High Concept Labs (HCL) supports artists and facilitates dialogue between artists, audiences, and staff. This increases access and transparency to the artistic process and fosters transformational experiences in an environment of experimentation and discovery.
Since its foundation in 2009, High Concept Labs (“HCL”) has been providing Chicago artists with flexible, affordable space in which to develop projects and new works. HCL began by sharing the only thing it had to offer – space – specifically, a warehouse located in Chicago’s Bucktown neighborhood, that artists could use to develop their projects. Over the course of its first year, HCL evolved into a full-fledged arts service organization, assisting artists with administration, publicity, and production. From inception, HCL’s goal was simple: to grow art.
In 2010, HCL created the Sponsored Artist Program (“SAP”), a four-month residency program available to selected artists from a range of artistic disciplines, designed to provide customizable support services. The SAP serves as HCL’s artistic foundation. SAP applicants submit a project or proposal which they would like to develop during their residency. Vetted by HCL’s Artistic Advisory Council, artists accepted into the SAP receive access to a 2,000 square foot studio space, marketing support, event support, equipment access, artistic support, and documentation services (photography and video) at no cost.

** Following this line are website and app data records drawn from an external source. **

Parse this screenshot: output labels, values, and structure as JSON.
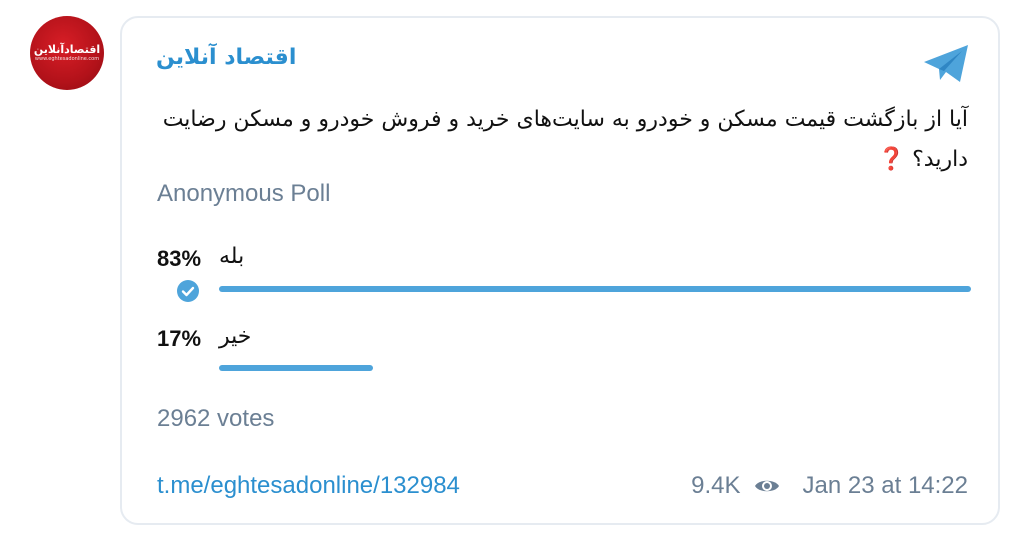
{
  "channel": {
    "logo_text": "اقتصادآنلاین",
    "logo_sub": "www.eghtesadonline.com",
    "name": "اقتصاد آنلاین"
  },
  "poll": {
    "question": "آیا از بازگشت قیمت مسکن و خودرو به سایت‌های خرید و فروش خودرو و مسکن رضایت دارید؟",
    "question_emoji": "❓",
    "type_label": "Anonymous Poll",
    "options": [
      {
        "label": "بله",
        "percent": "83%",
        "fraction": 0.83,
        "chosen": true
      },
      {
        "label": "خیر",
        "percent": "17%",
        "fraction": 0.17,
        "chosen": false
      }
    ],
    "votes": "2962 votes"
  },
  "footer": {
    "link": "t.me/eghtesadonline/132984",
    "views": "9.4K",
    "date": "Jan 23 at 14:22"
  },
  "colors": {
    "accent": "#2b8fcf",
    "bar": "#4ea4db",
    "muted": "#6b7f94",
    "avatar": "#c4161c",
    "question_mark": "#d62020"
  },
  "icons": [
    "telegram-icon",
    "check-icon",
    "eye-icon"
  ]
}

High Concept Labs has two main programs for working artists: the Artist Residency Program (a four-month residency) and an Institutional Incubation Program (a year-long residency). The goal of both programs is simple: to facilitate dialogue between HCL’s artists, HCL’s audience, and HCL’s staff through a diverse range of programs each season. Programs include Artist Talks, Works-in-Progress Showings, Workshops, Performances, and Critique Sessions. Through conversation, artists have the opportunity to solicit feedback from participants and audience members, providing them with valuable insight as a work progresses. Audience members are able to see works in progress and engage with the artists, opportunities that they might not otherwise have, all while an artistic work is still in its nascent phase.